Start of EXERCISE MATERIALS

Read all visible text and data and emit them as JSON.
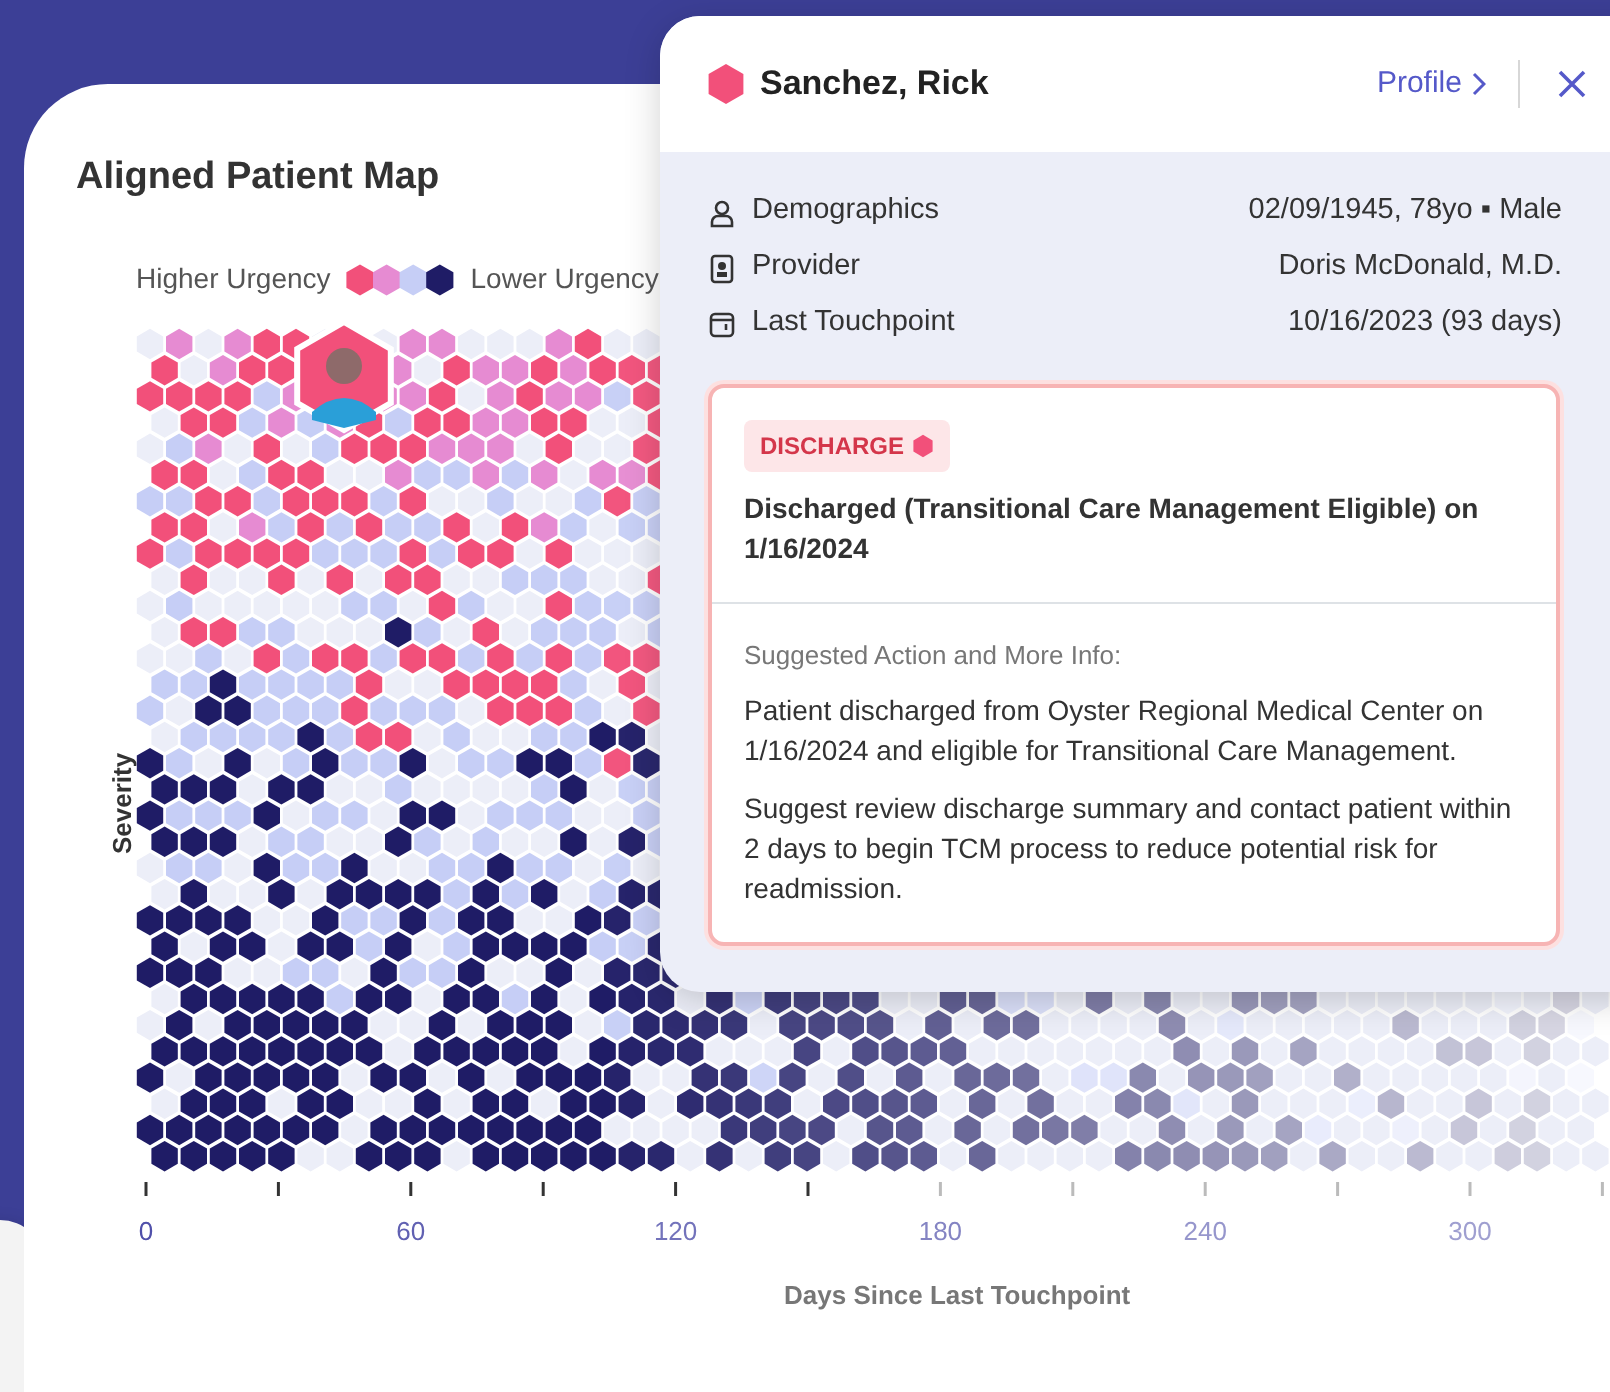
{
  "map": {
    "title": "Aligned Patient Map",
    "legend": {
      "high": "Higher Urgency",
      "low": "Lower Urgency"
    },
    "y_axis_label": "Severity",
    "x_axis_label": "Days Since Last Touchpoint",
    "x_ticks": [
      "0",
      "60",
      "120",
      "180",
      "240",
      "300"
    ]
  },
  "patient_panel": {
    "name": "Sanchez, Rick",
    "profile_link": "Profile",
    "details": [
      {
        "kind": "person",
        "label": "Demographics",
        "value": "02/09/1945, 78yo ▪ Male"
      },
      {
        "kind": "badge",
        "label": "Provider",
        "value": "Doris McDonald, M.D."
      },
      {
        "kind": "calendar",
        "label": "Last Touchpoint",
        "value": "10/16/2023 (93 days)"
      }
    ],
    "alert": {
      "tag": "DISCHARGE",
      "title": "Discharged (Transitional Care Management Eligible) on 1/16/2024",
      "subheading": "Suggested Action and More Info:",
      "paragraphs": [
        "Patient discharged from Oyster Regional Medical Center on 1/16/2024 and eligible for Transitional Care Management.",
        "Suggest review discharge summary and contact patient within 2 days to begin TCM process to reduce potential risk for readmission."
      ]
    }
  }
}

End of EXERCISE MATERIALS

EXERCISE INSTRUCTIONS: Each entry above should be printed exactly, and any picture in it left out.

EXPECTED OUTPUT:
Read all visible text and data and emit them as JSON.
{
  "map": {
    "title": "Aligned Patient Map",
    "legend": {
      "high": "Higher Urgency",
      "low": "Lower Urgency"
    },
    "y_axis_label": "Severity",
    "x_axis_label": "Days Since Last Touchpoint",
    "x_ticks": [
      "0",
      "60",
      "120",
      "180",
      "240",
      "300"
    ]
  },
  "patient_panel": {
    "name": "Sanchez, Rick",
    "profile_link": "Profile",
    "details": [
      {
        "kind": "person",
        "label": "Demographics",
        "value": "02/09/1945, 78yo ▪ Male"
      },
      {
        "kind": "badge",
        "label": "Provider",
        "value": "Doris McDonald, M.D."
      },
      {
        "kind": "calendar",
        "label": "Last Touchpoint",
        "value": "10/16/2023 (93 days)"
      }
    ],
    "alert": {
      "tag": "DISCHARGE",
      "title": "Discharged (Transitional Care Management Eligible) on 1/16/2024",
      "subheading": "Suggested Action and More Info:",
      "paragraphs": [
        "Patient discharged from Oyster Regional Medical Center on 1/16/2024 and eligible for Transitional Care Management.",
        "Suggest review discharge summary and contact patient within 2 days to begin TCM process to reduce potential risk for readmission."
      ]
    }
  }
}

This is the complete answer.